Records provided -

· · ·

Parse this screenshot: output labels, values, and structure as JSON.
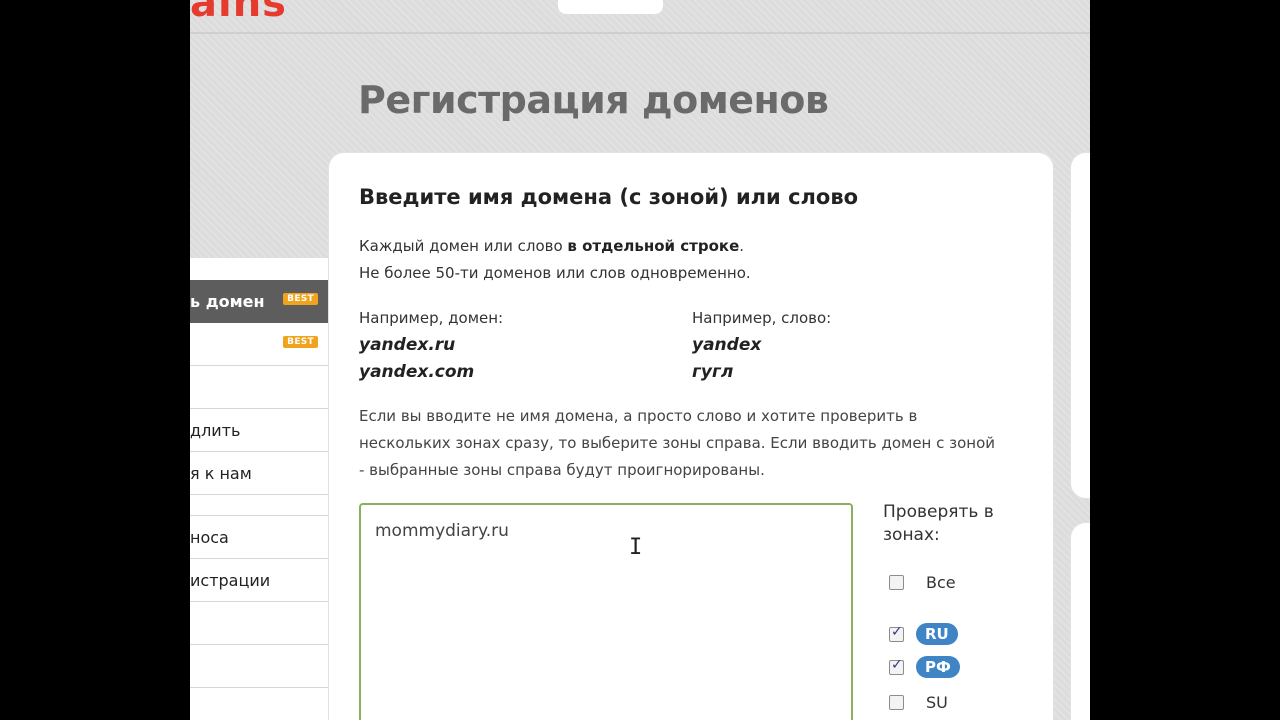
{
  "header": {
    "logo_fragment": "ains",
    "page_title": "Регистрация доменов"
  },
  "sidebar": {
    "items": [
      {
        "label": "ь домен",
        "badge": "BEST",
        "active": true
      },
      {
        "label": "",
        "badge": "BEST"
      },
      {
        "label": ""
      },
      {
        "label": "длить"
      },
      {
        "label": "я к нам"
      },
      {
        "label": "носа"
      },
      {
        "label": "истрации"
      },
      {
        "label": ""
      },
      {
        "label": ""
      }
    ]
  },
  "form": {
    "title": "Введите имя домена (с зоной) или слово",
    "intro_line1_prefix": "Каждый домен или слово ",
    "intro_line1_bold": "в отдельной строке",
    "intro_line1_suffix": ".",
    "intro_line2": "Не более 50-ти доменов или слов одновременно.",
    "example_domain_label": "Например, домен:",
    "example_domains": [
      "yandex.ru",
      "yandex.com"
    ],
    "example_word_label": "Например, слово:",
    "example_words": [
      "yandex",
      "гугл"
    ],
    "hint": "Если вы вводите не имя домена, а просто слово и хотите проверить в нескольких зонах сразу, то выберите зоны справа. Если вводить домен с зоной - выбранные зоны справа будут проигнорированы.",
    "domain_input_value": "mommydiary.ru",
    "zones_label_line1": "Проверять в",
    "zones_label_line2": "зонах:",
    "zones": [
      {
        "name": "Все",
        "checked": false,
        "style": "plain"
      },
      {
        "name": "RU",
        "checked": true,
        "style": "pill"
      },
      {
        "name": "РФ",
        "checked": true,
        "style": "pill"
      },
      {
        "name": "SU",
        "checked": false,
        "style": "plain"
      }
    ]
  },
  "colors": {
    "accent_red": "#e63a2e",
    "badge_orange": "#f0a31d",
    "zone_pill_blue": "#3f84c4",
    "input_border_green": "#8bb05a"
  }
}
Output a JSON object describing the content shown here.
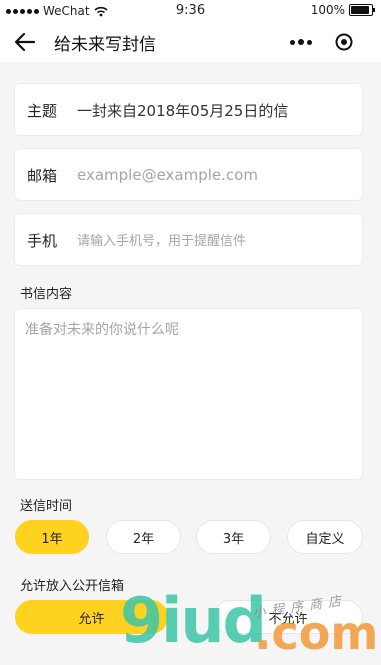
{
  "status_bar": {
    "signal": "●●●●●",
    "carrier": "WeChat",
    "time": "9:36",
    "battery": "100%"
  },
  "nav": {
    "title": "给未来写封信",
    "back_icon": "back-arrow-icon",
    "more_icon": "more-dots-icon",
    "close_icon": "capsule-close-icon"
  },
  "form": {
    "subject": {
      "label": "主题",
      "value": "一封来自2018年05月25日的信"
    },
    "email": {
      "label": "邮箱",
      "placeholder": "example@example.com"
    },
    "phone": {
      "label": "手机",
      "placeholder": "请输入手机号，用于提醒信件"
    }
  },
  "letter": {
    "label": "书信内容",
    "placeholder": "准备对未来的你说什么呢"
  },
  "send_time": {
    "label": "送信时间",
    "options": [
      "1年",
      "2年",
      "3年",
      "自定义"
    ],
    "selected": "1年"
  },
  "public": {
    "label": "允许放入公开信箱",
    "options": [
      "允许",
      "不允许"
    ],
    "selected": "允许"
  },
  "watermark": {
    "big": "9iud",
    "suffix": ".com",
    "small": "小程序商店"
  },
  "colors": {
    "accent": "#ffd21f",
    "background": "#f5f5f5",
    "watermark_green": "#3cc6a8",
    "watermark_orange": "#f29a3a"
  }
}
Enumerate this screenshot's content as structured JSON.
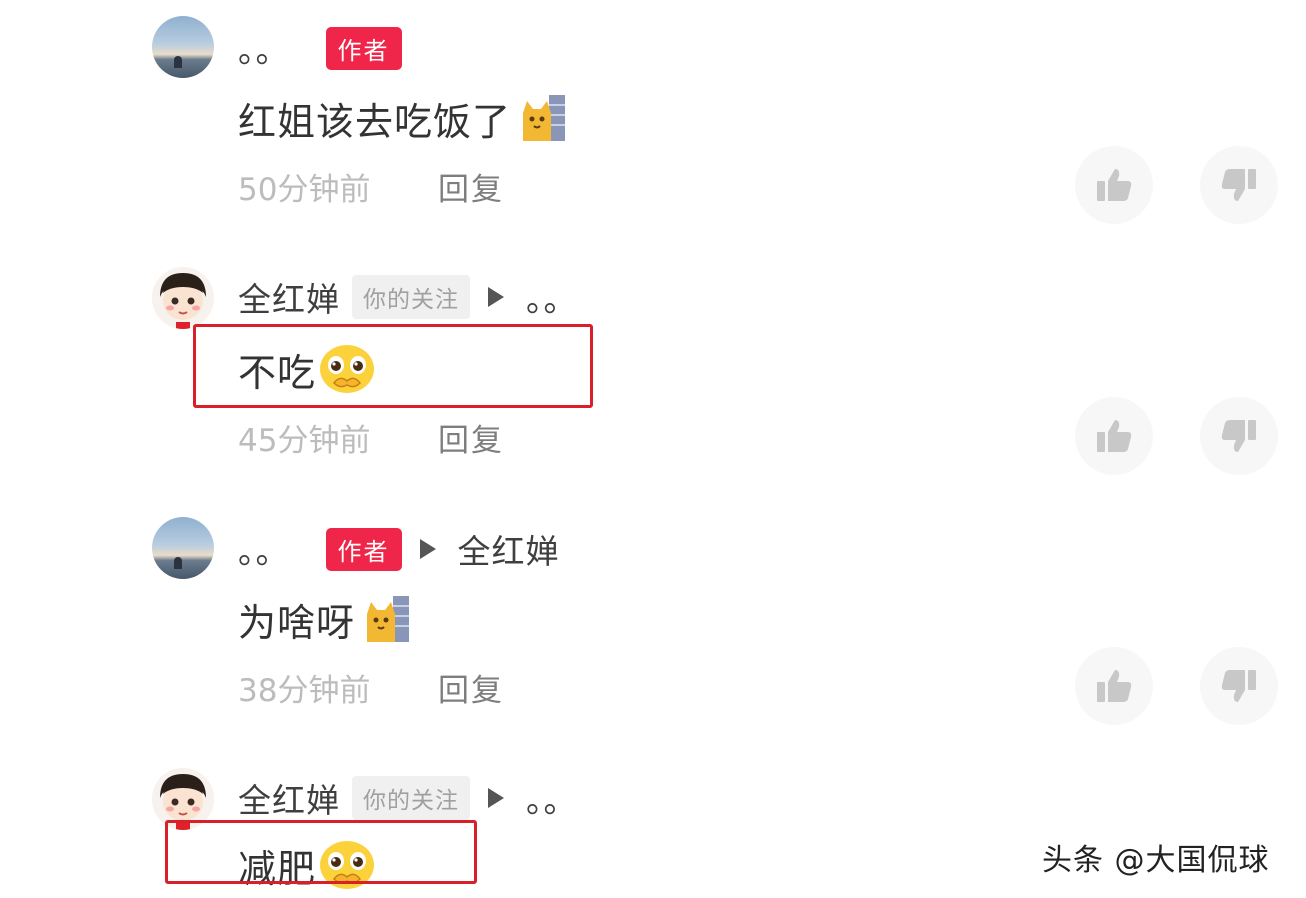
{
  "comments": [
    {
      "username": "。。",
      "badge": "作者",
      "content": "红姐该去吃饭了",
      "emoji": "cat-peek-emoji",
      "time": "50分钟前",
      "reply_label": "回复"
    },
    {
      "username": "全红婵",
      "badge": "你的关注",
      "reply_to": "。。",
      "content": "不吃",
      "emoji": "pleading-face-emoji",
      "time": "45分钟前",
      "reply_label": "回复"
    },
    {
      "username": "。。",
      "badge": "作者",
      "reply_to": "全红婵",
      "content": "为啥呀",
      "emoji": "cat-peek-emoji",
      "time": "38分钟前",
      "reply_label": "回复"
    },
    {
      "username": "全红婵",
      "badge": "你的关注",
      "reply_to": "。。",
      "content": "减肥",
      "emoji": "pleading-face-emoji"
    }
  ],
  "watermark": "头条 @大国侃球",
  "colors": {
    "author_badge": "#f0254a",
    "highlight_box": "#d9202a",
    "time_text": "#bcbcbc"
  }
}
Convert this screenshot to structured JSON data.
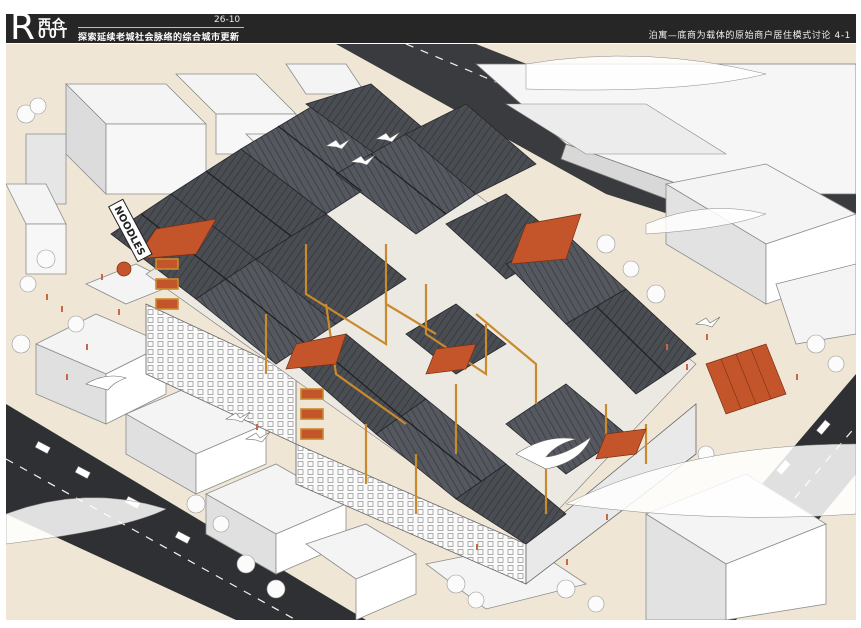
{
  "header": {
    "logo_letter": "R",
    "logo_cn": "西仓",
    "logo_rest": "OOT",
    "code": "26-10",
    "subtitle": "探索延续老城社会脉络的综合城市更新",
    "caption": "泊寓—底商为载体的原始商户居住模式讨论 4-1"
  },
  "drawing": {
    "signage": "NOODLES",
    "colors": {
      "header": "#262626",
      "roof": "#4a4d52",
      "roof_ridge": "#2e3034",
      "timber": "#c98a2e",
      "canopy": "#c4552b",
      "ground": "#efe6d6",
      "road": "#2f3033",
      "context_block": "#f4f4f4",
      "tree": "#f8f8f8",
      "people": "#c26a45"
    }
  }
}
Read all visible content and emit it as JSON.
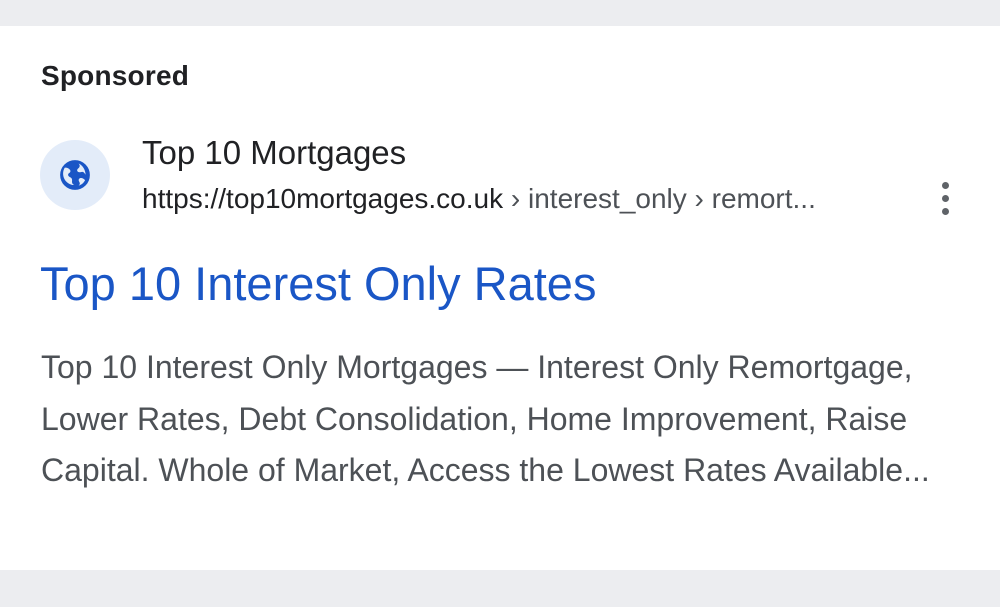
{
  "ad": {
    "sponsored_label": "Sponsored",
    "site_name": "Top 10 Mortgages",
    "url_domain": "https://top10mortgages.co.uk",
    "url_path": " › interest_only › remort...",
    "headline": "Top 10 Interest Only Rates",
    "description": "Top 10 Interest Only Mortgages — Interest Only Remortgage, Lower Rates, Debt Consolidation, Home Improvement, Raise Capital. Whole of Market, Access the Lowest Rates Available...",
    "favicon_icon": "globe-icon",
    "more_icon": "more-vert-icon"
  },
  "colors": {
    "page_background": "#ecedf0",
    "card_background": "#ffffff",
    "headline_link": "#1a56c6",
    "favicon_bg": "#e3ecf9",
    "favicon_fg": "#1a56c6",
    "body_text": "#4d5156",
    "title_text": "#202124"
  }
}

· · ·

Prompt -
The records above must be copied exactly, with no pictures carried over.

Worked solution -
Parse this screenshot: output labels, values, and structure as JSON.
{
  "header": {
    "logo_fragment": "ains",
    "page_title": "Регистрация доменов"
  },
  "sidebar": {
    "items": [
      {
        "label": "ь домен",
        "badge": "BEST",
        "active": true
      },
      {
        "label": "",
        "badge": "BEST"
      },
      {
        "label": ""
      },
      {
        "label": "длить"
      },
      {
        "label": "я к нам"
      },
      {
        "label": "носа"
      },
      {
        "label": "истрации"
      },
      {
        "label": ""
      },
      {
        "label": ""
      }
    ]
  },
  "form": {
    "title": "Введите имя домена (с зоной) или слово",
    "intro_line1_prefix": "Каждый домен или слово ",
    "intro_line1_bold": "в отдельной строке",
    "intro_line1_suffix": ".",
    "intro_line2": "Не более 50-ти доменов или слов одновременно.",
    "example_domain_label": "Например, домен:",
    "example_domains": [
      "yandex.ru",
      "yandex.com"
    ],
    "example_word_label": "Например, слово:",
    "example_words": [
      "yandex",
      "гугл"
    ],
    "hint": "Если вы вводите не имя домена, а просто слово и хотите проверить в нескольких зонах сразу, то выберите зоны справа. Если вводить домен с зоной - выбранные зоны справа будут проигнорированы.",
    "domain_input_value": "mommydiary.ru",
    "zones_label_line1": "Проверять в",
    "zones_label_line2": "зонах:",
    "zones": [
      {
        "name": "Все",
        "checked": false,
        "style": "plain"
      },
      {
        "name": "RU",
        "checked": true,
        "style": "pill"
      },
      {
        "name": "РФ",
        "checked": true,
        "style": "pill"
      },
      {
        "name": "SU",
        "checked": false,
        "style": "plain"
      }
    ]
  },
  "colors": {
    "accent_red": "#e63a2e",
    "badge_orange": "#f0a31d",
    "zone_pill_blue": "#3f84c4",
    "input_border_green": "#8bb05a"
  }
}
Output a JSON object describing the content shown here.
{
  "status_bar": {
    "signal": "●●●●●",
    "carrier": "WeChat",
    "time": "9:36",
    "battery": "100%"
  },
  "nav": {
    "title": "给未来写封信",
    "back_icon": "back-arrow-icon",
    "more_icon": "more-dots-icon",
    "close_icon": "capsule-close-icon"
  },
  "form": {
    "subject": {
      "label": "主题",
      "value": "一封来自2018年05月25日的信"
    },
    "email": {
      "label": "邮箱",
      "placeholder": "example@example.com"
    },
    "phone": {
      "label": "手机",
      "placeholder": "请输入手机号，用于提醒信件"
    }
  },
  "letter": {
    "label": "书信内容",
    "placeholder": "准备对未来的你说什么呢"
  },
  "send_time": {
    "label": "送信时间",
    "options": [
      "1年",
      "2年",
      "3年",
      "自定义"
    ],
    "selected": "1年"
  },
  "public": {
    "label": "允许放入公开信箱",
    "options": [
      "允许",
      "不允许"
    ],
    "selected": "允许"
  },
  "watermark": {
    "big": "9iud",
    "suffix": ".com",
    "small": "小程序商店"
  },
  "colors": {
    "accent": "#ffd21f",
    "background": "#f5f5f5",
    "watermark_green": "#3cc6a8",
    "watermark_orange": "#f29a3a"
  }
}
Enumerate this screenshot's content as structured JSON.
{
  "comments": [
    {
      "username": "。。",
      "badge": "作者",
      "content": "红姐该去吃饭了",
      "emoji": "cat-peek-emoji",
      "time": "50分钟前",
      "reply_label": "回复"
    },
    {
      "username": "全红婵",
      "badge": "你的关注",
      "reply_to": "。。",
      "content": "不吃",
      "emoji": "pleading-face-emoji",
      "time": "45分钟前",
      "reply_label": "回复"
    },
    {
      "username": "。。",
      "badge": "作者",
      "reply_to": "全红婵",
      "content": "为啥呀",
      "emoji": "cat-peek-emoji",
      "time": "38分钟前",
      "reply_label": "回复"
    },
    {
      "username": "全红婵",
      "badge": "你的关注",
      "reply_to": "。。",
      "content": "减肥",
      "emoji": "pleading-face-emoji"
    }
  ],
  "watermark": "头条 @大国侃球",
  "colors": {
    "author_badge": "#f0254a",
    "highlight_box": "#d9202a",
    "time_text": "#bcbcbc"
  }
}
Convert this screenshot to structured JSON data.
{
  "header": {
    "logo_letter": "R",
    "logo_cn": "西仓",
    "logo_rest": "OOT",
    "code": "26-10",
    "subtitle": "探索延续老城社会脉络的综合城市更新",
    "caption": "泊寓—底商为载体的原始商户居住模式讨论 4-1"
  },
  "drawing": {
    "signage": "NOODLES",
    "colors": {
      "header": "#262626",
      "roof": "#4a4d52",
      "roof_ridge": "#2e3034",
      "timber": "#c98a2e",
      "canopy": "#c4552b",
      "ground": "#efe6d6",
      "road": "#2f3033",
      "context_block": "#f4f4f4",
      "tree": "#f8f8f8",
      "people": "#c26a45"
    }
  }
}
Read all visible content and emit it as JSON.
{
  "ad": {
    "sponsored_label": "Sponsored",
    "site_name": "Top 10 Mortgages",
    "url_domain": "https://top10mortgages.co.uk",
    "url_path": " › interest_only › remort...",
    "headline": "Top 10 Interest Only Rates",
    "description": "Top 10 Interest Only Mortgages — Interest Only Remortgage, Lower Rates, Debt Consolidation, Home Improvement, Raise Capital. Whole of Market, Access the Lowest Rates Available...",
    "favicon_icon": "globe-icon",
    "more_icon": "more-vert-icon"
  },
  "colors": {
    "page_background": "#ecedf0",
    "card_background": "#ffffff",
    "headline_link": "#1a56c6",
    "favicon_bg": "#e3ecf9",
    "favicon_fg": "#1a56c6",
    "body_text": "#4d5156",
    "title_text": "#202124"
  }
}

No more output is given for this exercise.